The Gospel of Matthew is the first book of the New Testament. It gives an account of the life of Jesus in 28 chapters. It is the longest of all the four Gospel books. Scripture experts tell us that it was originally written in Hebrew, though we have no original Hebrew texts. There are a couple of reasons why we believe this. First of all, the experts tell us the way it was written was as if it was a translation. Secondly, the things they say are things that belong more naturally in the Hebrew language as it was spoken then. The way it was written also indicates that it was meant for people native to the Hebrew language and culture. For example, the Book of Matthew does not take the time to explain the Hebrew culture like the other Gospels do (except for the cry on the cross “Eli, Eli, lema Sabachthani”). Even then, the witnesses of the event assume that Jesus is calling upon Elijah, which is a Jewish thought. Matthew also assumes the strong patriarchal role of St Joseph in the birth account of Jesus. Even when Joseph is not the blood father, he uses the bloodline of Joseph to establish Jesus’ heritage to King David, whereas Luke uses the lineage of Mary.
Matthew has a pattern of Jesus teaching and then producing miracles. Matthew starts the great Sermon on the Mount. It lasts for three chapters: chapters five, six, and seven. It begins with the Beatitudes, then goes on to tell us we are to be the salt of the earth and the light of the world. In chapter six, Jesus gives us the Our Father and prayer, fasting, and almsgiving. In chapter seven, He warns us of judging others, the golden rule, and to enter through the narrow gate. Chapter eight begins with the miracle of the cleansing of the leper. This has great significance to a Jew of the time. Then, He heals the centurion’s servant, which has no less significance. He then heals Peter’s mother-in-law, calms the storm, heals a demoniac and heals a paralytic. He calls Matthew in the middle of chapter nine, then goes on to perform more miracles. He heals the woman with the hemorrhage, two blind men, and a mute man. In chapter ten, He goes back to teaching and uses some parables. When we come to chapter 14, Jesus produces more miracles. The miracles are used as signs that Jesus is the Messiah, the long awaited Savior.
Chapter 16 is where our first Pope, Peter, gives his declaration of Jesus being the “Messiah and Son of the Living God” (Mt 16:16). Jesus, in turn, gives Peter the keys to the Kingdom of Heaven (Mt 16:19). Verse 19 is where the church was given the authority to forgive sins in the name of God. They took a long journey up to Cesarea Phillipi. This was the location where Peter received the keys to the Kingdom. It was an unusual journey because it was considered more of a pagan territory. The teaching tools there were paramount to what Jesus was trying to teach the apostles. There is a natural spring there that does not seem to have a bottom to it, right from under a huge rock the size of a small mountain. The pagans used to offer sacrifices there and send their sacrifices down the natural spring.
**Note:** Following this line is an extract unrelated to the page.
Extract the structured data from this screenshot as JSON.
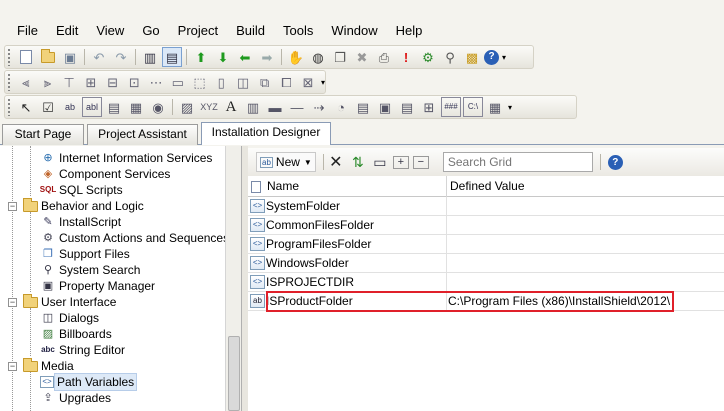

Down the spring was known to be the “netherworld”; hence Jesus says, “And the netherworld cannot prevail against it” (Mt 16:18). He is referring to the Church and its battle for goodness against the Devil. As crazy as things get, God will prevail and, therefore, the Church will always prevail. He left us a visible sign that we may believe that God is still with us. That visible sign is the Church.